====== SUPPLIED ENTRIES

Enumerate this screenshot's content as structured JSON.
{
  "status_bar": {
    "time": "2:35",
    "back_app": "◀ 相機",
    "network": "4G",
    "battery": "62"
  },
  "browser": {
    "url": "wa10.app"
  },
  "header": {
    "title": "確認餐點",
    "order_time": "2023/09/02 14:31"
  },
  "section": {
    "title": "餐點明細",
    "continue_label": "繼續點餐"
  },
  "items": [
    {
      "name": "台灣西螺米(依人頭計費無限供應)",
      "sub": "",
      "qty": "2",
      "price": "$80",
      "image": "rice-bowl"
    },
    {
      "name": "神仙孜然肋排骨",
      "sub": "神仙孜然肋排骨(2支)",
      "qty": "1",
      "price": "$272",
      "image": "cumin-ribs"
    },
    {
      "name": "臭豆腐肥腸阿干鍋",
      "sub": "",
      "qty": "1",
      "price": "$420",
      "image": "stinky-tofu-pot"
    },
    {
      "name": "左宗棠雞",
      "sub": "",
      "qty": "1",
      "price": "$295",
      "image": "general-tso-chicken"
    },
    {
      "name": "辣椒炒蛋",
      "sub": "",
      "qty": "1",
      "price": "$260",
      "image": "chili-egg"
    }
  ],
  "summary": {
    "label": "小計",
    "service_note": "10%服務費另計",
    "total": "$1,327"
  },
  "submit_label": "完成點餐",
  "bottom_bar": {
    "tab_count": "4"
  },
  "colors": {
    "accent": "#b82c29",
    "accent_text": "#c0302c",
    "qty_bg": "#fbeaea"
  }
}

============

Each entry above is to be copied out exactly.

TASK RESPONSE:
Enumerate this screenshot's content as structured JSON.
{
  "status_bar": {
    "time": "2:35",
    "back_app": "◀ 相機",
    "network": "4G",
    "battery": "62"
  },
  "browser": {
    "url": "wa10.app"
  },
  "header": {
    "title": "確認餐點",
    "order_time": "2023/09/02 14:31"
  },
  "section": {
    "title": "餐點明細",
    "continue_label": "繼續點餐"
  },
  "items": [
    {
      "name": "台灣西螺米(依人頭計費無限供應)",
      "sub": "",
      "qty": "2",
      "price": "$80",
      "image": "rice-bowl"
    },
    {
      "name": "神仙孜然肋排骨",
      "sub": "神仙孜然肋排骨(2支)",
      "qty": "1",
      "price": "$272",
      "image": "cumin-ribs"
    },
    {
      "name": "臭豆腐肥腸阿干鍋",
      "sub": "",
      "qty": "1",
      "price": "$420",
      "image": "stinky-tofu-pot"
    },
    {
      "name": "左宗棠雞",
      "sub": "",
      "qty": "1",
      "price": "$295",
      "image": "general-tso-chicken"
    },
    {
      "name": "辣椒炒蛋",
      "sub": "",
      "qty": "1",
      "price": "$260",
      "image": "chili-egg"
    }
  ],
  "summary": {
    "label": "小計",
    "service_note": "10%服務費另計",
    "total": "$1,327"
  },
  "submit_label": "完成點餐",
  "bottom_bar": {
    "tab_count": "4"
  },
  "colors": {
    "accent": "#b82c29",
    "accent_text": "#c0302c",
    "qty_bg": "#fbeaea"
  }
}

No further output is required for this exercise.